  • How Ofsted should report its findings

Closes 8 March

Contribute by filling in an online questionnaire on Survey Monkey or completing and submitting an electronic version of the response form

4Consultation on making accreditation mandatory

At a British Association of Social Workers conference, chief social worker Isabelle Trowler clarified a decision had not yet been made on whether accreditation would be mandatory and this was one of the issues the the sector would be consulted on. She said details would be announced in due course.

Closes ?

2 Responses to Have your say on the future of children’s social work

  1. FosterCarer1964 February 15, 2016 at 11:04 am #

    Accountability Accountability Accountability.
    Those of us who have a working relationship with individual Social Workers should be regularly consulted as to how that relationship is working or not working and why (in the interest of the children and their placements). When one side of the Foster-Carer/Child-Social-Worker relationship can avoid accountability and the other side is accountable to them,- you are bound to get problems that ultimately impact the children in their home and seriously dampen the ability of a Fostering Family to do what is best for the child..

    Foster Carers have no independent support mechanism for every-day grumbles or concerns about individual Social Workers when they behave unprofessionally (they can’t even gather for mutual support without supervision)..
    The National Minimum Standards as we Foster Carers are held to account, are not practised by everyone because everyone doesn’t need to know what they are.

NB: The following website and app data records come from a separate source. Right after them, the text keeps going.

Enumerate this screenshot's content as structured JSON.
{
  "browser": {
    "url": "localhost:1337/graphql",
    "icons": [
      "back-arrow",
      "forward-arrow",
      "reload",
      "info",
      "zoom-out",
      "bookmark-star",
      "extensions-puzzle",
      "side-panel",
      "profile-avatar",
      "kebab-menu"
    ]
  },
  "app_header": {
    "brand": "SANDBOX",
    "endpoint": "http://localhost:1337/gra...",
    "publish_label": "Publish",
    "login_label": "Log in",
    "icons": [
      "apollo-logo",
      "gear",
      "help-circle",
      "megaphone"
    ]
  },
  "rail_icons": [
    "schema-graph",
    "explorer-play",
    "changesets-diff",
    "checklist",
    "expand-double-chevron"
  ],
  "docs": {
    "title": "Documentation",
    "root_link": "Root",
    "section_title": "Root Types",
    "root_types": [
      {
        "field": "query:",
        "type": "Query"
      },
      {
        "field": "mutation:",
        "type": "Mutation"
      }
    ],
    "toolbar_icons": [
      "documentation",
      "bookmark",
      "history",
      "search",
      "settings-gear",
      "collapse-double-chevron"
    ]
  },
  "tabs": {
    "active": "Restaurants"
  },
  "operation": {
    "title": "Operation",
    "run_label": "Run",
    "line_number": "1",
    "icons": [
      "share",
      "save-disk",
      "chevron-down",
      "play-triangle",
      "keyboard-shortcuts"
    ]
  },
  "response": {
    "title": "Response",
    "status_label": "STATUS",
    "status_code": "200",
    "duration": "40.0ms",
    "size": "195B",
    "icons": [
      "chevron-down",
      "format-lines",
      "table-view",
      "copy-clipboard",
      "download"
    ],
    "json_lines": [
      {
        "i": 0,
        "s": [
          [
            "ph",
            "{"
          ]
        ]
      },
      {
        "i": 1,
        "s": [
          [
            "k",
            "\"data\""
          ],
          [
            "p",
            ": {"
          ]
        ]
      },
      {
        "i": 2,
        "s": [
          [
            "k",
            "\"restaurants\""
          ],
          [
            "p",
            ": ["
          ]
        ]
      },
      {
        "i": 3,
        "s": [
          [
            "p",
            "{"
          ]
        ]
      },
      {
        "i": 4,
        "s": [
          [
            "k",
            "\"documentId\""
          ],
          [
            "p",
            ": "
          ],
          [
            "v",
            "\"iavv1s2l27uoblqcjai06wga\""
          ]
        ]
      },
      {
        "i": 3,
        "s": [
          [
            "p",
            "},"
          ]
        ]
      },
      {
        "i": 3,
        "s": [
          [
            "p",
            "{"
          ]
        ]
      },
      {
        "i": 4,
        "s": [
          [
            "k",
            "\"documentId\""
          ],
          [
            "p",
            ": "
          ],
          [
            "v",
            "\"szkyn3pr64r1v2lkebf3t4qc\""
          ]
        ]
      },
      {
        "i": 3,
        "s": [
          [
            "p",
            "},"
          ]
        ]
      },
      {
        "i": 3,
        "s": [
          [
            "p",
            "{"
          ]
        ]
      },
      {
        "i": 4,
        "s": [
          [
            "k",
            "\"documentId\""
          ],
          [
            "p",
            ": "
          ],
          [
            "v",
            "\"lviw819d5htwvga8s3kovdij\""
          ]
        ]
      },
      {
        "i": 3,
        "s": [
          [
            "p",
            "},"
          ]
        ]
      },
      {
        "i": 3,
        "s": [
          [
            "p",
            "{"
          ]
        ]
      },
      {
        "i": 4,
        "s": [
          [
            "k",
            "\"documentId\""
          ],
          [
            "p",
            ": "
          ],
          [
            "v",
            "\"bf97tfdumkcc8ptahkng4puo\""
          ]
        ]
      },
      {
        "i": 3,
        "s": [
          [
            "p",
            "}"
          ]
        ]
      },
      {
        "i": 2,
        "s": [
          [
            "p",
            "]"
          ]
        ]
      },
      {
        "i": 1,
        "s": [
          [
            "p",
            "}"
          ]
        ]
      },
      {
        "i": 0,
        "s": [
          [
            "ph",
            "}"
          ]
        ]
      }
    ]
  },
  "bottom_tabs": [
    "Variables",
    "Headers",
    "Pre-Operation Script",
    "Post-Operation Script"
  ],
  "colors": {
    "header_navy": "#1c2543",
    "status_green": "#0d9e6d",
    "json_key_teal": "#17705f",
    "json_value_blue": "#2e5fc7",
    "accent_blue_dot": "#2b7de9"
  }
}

    There are a few bad apples in every job but not many professions keep them and promote them.

    • Stephen John Laing February 21, 2016 at 5:21 pm #

      I think that the last sentence sums it up pretty well. I thought that social work were there for all walks of life but obviously some are able to pick and choose who they they devote there professional time to or not!!